WHAT YOU NEED TO DO:
Each line of the data should be given again exactly.

========================

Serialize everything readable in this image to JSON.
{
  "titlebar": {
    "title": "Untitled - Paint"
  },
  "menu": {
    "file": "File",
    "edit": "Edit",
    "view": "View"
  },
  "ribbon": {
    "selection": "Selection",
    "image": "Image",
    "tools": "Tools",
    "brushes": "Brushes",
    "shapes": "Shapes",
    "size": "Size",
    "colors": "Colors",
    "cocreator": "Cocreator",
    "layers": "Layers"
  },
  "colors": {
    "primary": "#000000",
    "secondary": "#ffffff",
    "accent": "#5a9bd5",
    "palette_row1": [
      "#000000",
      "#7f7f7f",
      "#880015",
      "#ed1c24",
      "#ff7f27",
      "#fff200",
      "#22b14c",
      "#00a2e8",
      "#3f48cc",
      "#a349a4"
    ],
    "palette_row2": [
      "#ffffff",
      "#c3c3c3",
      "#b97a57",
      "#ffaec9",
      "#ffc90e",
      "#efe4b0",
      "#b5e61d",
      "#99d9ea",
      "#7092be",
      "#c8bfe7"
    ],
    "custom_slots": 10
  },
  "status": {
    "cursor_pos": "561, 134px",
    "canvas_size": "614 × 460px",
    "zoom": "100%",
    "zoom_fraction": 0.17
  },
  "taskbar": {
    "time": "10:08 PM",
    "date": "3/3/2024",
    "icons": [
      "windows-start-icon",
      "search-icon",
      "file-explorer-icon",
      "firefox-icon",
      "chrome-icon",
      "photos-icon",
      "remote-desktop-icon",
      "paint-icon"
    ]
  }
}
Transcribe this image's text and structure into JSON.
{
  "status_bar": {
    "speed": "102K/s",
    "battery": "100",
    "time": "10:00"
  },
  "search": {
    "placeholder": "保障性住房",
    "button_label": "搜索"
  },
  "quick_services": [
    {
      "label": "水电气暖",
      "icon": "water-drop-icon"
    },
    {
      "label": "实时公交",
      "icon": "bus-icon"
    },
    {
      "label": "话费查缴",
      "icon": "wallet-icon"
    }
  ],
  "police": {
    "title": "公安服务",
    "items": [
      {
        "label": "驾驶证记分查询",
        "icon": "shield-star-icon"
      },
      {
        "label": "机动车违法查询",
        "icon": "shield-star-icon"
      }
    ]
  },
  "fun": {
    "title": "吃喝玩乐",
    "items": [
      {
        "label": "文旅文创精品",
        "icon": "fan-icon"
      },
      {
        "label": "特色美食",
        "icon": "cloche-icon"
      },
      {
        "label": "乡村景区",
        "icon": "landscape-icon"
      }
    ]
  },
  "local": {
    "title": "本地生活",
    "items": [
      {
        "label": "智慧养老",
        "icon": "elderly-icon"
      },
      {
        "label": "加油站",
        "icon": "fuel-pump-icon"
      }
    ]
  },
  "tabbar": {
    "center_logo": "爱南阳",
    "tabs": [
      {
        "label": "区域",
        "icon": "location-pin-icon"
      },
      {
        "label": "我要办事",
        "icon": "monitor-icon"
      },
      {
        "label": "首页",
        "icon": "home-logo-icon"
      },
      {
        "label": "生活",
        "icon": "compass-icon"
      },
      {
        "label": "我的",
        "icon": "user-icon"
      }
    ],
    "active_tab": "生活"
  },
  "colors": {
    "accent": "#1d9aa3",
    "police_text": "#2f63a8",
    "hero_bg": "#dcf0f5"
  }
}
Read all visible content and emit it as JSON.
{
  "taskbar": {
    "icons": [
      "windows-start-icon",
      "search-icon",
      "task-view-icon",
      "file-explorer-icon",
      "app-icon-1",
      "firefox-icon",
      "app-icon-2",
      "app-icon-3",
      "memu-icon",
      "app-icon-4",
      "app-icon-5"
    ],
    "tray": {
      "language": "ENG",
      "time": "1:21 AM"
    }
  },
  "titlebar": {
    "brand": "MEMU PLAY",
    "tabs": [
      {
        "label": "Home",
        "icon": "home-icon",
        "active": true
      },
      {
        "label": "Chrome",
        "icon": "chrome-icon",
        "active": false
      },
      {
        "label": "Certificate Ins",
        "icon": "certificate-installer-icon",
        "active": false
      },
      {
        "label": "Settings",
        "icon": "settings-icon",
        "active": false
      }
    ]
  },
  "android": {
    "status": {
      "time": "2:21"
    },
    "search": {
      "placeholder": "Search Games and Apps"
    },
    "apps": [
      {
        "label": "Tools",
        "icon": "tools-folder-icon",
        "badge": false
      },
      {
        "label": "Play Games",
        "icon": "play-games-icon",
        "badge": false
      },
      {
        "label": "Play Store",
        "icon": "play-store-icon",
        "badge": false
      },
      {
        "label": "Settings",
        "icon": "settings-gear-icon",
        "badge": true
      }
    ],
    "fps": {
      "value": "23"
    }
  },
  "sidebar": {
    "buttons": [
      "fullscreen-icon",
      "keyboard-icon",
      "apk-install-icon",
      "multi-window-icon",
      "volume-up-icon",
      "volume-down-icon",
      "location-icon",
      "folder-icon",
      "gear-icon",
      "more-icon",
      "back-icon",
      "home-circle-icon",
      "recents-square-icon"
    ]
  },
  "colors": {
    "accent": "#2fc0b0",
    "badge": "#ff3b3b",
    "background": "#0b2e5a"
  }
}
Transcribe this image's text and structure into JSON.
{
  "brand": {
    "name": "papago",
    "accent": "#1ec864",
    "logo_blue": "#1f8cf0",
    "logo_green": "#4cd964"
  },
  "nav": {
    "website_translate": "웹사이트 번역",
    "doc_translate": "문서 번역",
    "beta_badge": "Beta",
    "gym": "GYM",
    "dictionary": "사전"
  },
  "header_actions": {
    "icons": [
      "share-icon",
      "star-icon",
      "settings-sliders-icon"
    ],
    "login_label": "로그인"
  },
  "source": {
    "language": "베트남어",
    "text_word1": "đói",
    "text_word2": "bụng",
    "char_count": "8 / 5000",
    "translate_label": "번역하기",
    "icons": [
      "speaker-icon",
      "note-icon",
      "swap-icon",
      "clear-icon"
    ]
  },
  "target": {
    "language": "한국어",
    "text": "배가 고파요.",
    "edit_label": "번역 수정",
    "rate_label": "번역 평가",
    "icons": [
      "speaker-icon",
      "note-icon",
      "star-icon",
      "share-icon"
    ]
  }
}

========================

TASK OUTPUT:
Serialize everything readable in this image to JSON.
{
  "titlebar": {
    "title": "Untitled - Paint"
  },
  "menu": {
    "file": "File",
    "edit": "Edit",
    "view": "View"
  },
  "ribbon": {
    "selection": "Selection",
    "image": "Image",
    "tools": "Tools",
    "brushes": "Brushes",
    "shapes": "Shapes",
    "size": "Size",
    "colors": "Colors",
    "cocreator": "Cocreator",
    "layers": "Layers"
  },
  "colors": {
    "primary": "#000000",
    "secondary": "#ffffff",
    "accent": "#5a9bd5",
    "palette_row1": [
      "#000000",
      "#7f7f7f",
      "#880015",
      "#ed1c24",
      "#ff7f27",
      "#fff200",
      "#22b14c",
      "#00a2e8",
      "#3f48cc",
      "#a349a4"
    ],
    "palette_row2": [
      "#ffffff",
      "#c3c3c3",
      "#b97a57",
      "#ffaec9",
      "#ffc90e",
      "#efe4b0",
      "#b5e61d",
      "#99d9ea",
      "#7092be",
      "#c8bfe7"
    ],
    "custom_slots": 10
  },
  "status": {
    "cursor_pos": "561, 134px",
    "canvas_size": "614 × 460px",
    "zoom": "100%",
    "zoom_fraction": 0.17
  },
  "taskbar": {
    "time": "10:08 PM",
    "date": "3/3/2024",
    "icons": [
      "windows-start-icon",
      "search-icon",
      "file-explorer-icon",
      "firefox-icon",
      "chrome-icon",
      "photos-icon",
      "remote-desktop-icon",
      "paint-icon"
    ]
  }
}
Transcribe this image's text and structure into JSON.
{
  "status_bar": {
    "speed": "102K/s",
    "battery": "100",
    "time": "10:00"
  },
  "search": {
    "placeholder": "保障性住房",
    "button_label": "搜索"
  },
  "quick_services": [
    {
      "label": "水电气暖",
      "icon": "water-drop-icon"
    },
    {
      "label": "实时公交",
      "icon": "bus-icon"
    },
    {
      "label": "话费查缴",
      "icon": "wallet-icon"
    }
  ],
  "police": {
    "title": "公安服务",
    "items": [
      {
        "label": "驾驶证记分查询",
        "icon": "shield-star-icon"
      },
      {
        "label": "机动车违法查询",
        "icon": "shield-star-icon"
      }
    ]
  },
  "fun": {
    "title": "吃喝玩乐",
    "items": [
      {
        "label": "文旅文创精品",
        "icon": "fan-icon"
      },
      {
        "label": "特色美食",
        "icon": "cloche-icon"
      },
      {
        "label": "乡村景区",
        "icon": "landscape-icon"
      }
    ]
  },
  "local": {
    "title": "本地生活",
    "items": [
      {
        "label": "智慧养老",
        "icon": "elderly-icon"
      },
      {
        "label": "加油站",
        "icon": "fuel-pump-icon"
      }
    ]
  },
  "tabbar": {
    "center_logo": "爱南阳",
    "tabs": [
      {
        "label": "区域",
        "icon": "location-pin-icon"
      },
      {
        "label": "我要办事",
        "icon": "monitor-icon"
      },
      {
        "label": "首页",
        "icon": "home-logo-icon"
      },
      {
        "label": "生活",
        "icon": "compass-icon"
      },
      {
        "label": "我的",
        "icon": "user-icon"
      }
    ],
    "active_tab": "生活"
  },
  "colors": {
    "accent": "#1d9aa3",
    "police_text": "#2f63a8",
    "hero_bg": "#dcf0f5"
  }
}
Read all visible content and emit it as JSON.
{
  "taskbar": {
    "icons": [
      "windows-start-icon",
      "search-icon",
      "task-view-icon",
      "file-explorer-icon",
      "app-icon-1",
      "firefox-icon",
      "app-icon-2",
      "app-icon-3",
      "memu-icon",
      "app-icon-4",
      "app-icon-5"
    ],
    "tray": {
      "language": "ENG",
      "time": "1:21 AM"
    }
  },
  "titlebar": {
    "brand": "MEMU PLAY",
    "tabs": [
      {
        "label": "Home",
        "icon": "home-icon",
        "active": true
      },
      {
        "label": "Chrome",
        "icon": "chrome-icon",
        "active": false
      },
      {
        "label": "Certificate Ins",
        "icon": "certificate-installer-icon",
        "active": false
      },
      {
        "label": "Settings",
        "icon": "settings-icon",
        "active": false
      }
    ]
  },
  "android": {
    "status": {
      "time": "2:21"
    },
    "search": {
      "placeholder": "Search Games and Apps"
    },
    "apps": [
      {
        "label": "Tools",
        "icon": "tools-folder-icon",
        "badge": false
      },
      {
        "label": "Play Games",
        "icon": "play-games-icon",
        "badge": false
      },
      {
        "label": "Play Store",
        "icon": "play-store-icon",
        "badge": false
      },
      {
        "label": "Settings",
        "icon": "settings-gear-icon",
        "badge": true
      }
    ],
    "fps": {
      "value": "23"
    }
  },
  "sidebar": {
    "buttons": [
      "fullscreen-icon",
      "keyboard-icon",
      "apk-install-icon",
      "multi-window-icon",
      "volume-up-icon",
      "volume-down-icon",
      "location-icon",
      "folder-icon",
      "gear-icon",
      "more-icon",
      "back-icon",
      "home-circle-icon",
      "recents-square-icon"
    ]
  },
  "colors": {
    "accent": "#2fc0b0",
    "badge": "#ff3b3b",
    "background": "#0b2e5a"
  }
}
Transcribe this image's text and structure into JSON.
{
  "brand": {
    "name": "papago",
    "accent": "#1ec864",
    "logo_blue": "#1f8cf0",
    "logo_green": "#4cd964"
  },
  "nav": {
    "website_translate": "웹사이트 번역",
    "doc_translate": "문서 번역",
    "beta_badge": "Beta",
    "gym": "GYM",
    "dictionary": "사전"
  },
  "header_actions": {
    "icons": [
      "share-icon",
      "star-icon",
      "settings-sliders-icon"
    ],
    "login_label": "로그인"
  },
  "source": {
    "language": "베트남어",
    "text_word1": "đói",
    "text_word2": "bụng",
    "char_count": "8 / 5000",
    "translate_label": "번역하기",
    "icons": [
      "speaker-icon",
      "note-icon",
      "swap-icon",
      "clear-icon"
    ]
  },
  "target": {
    "language": "한국어",
    "text": "배가 고파요.",
    "edit_label": "번역 수정",
    "rate_label": "번역 평가",
    "icons": [
      "speaker-icon",
      "note-icon",
      "star-icon",
      "share-icon"
    ]
  }
}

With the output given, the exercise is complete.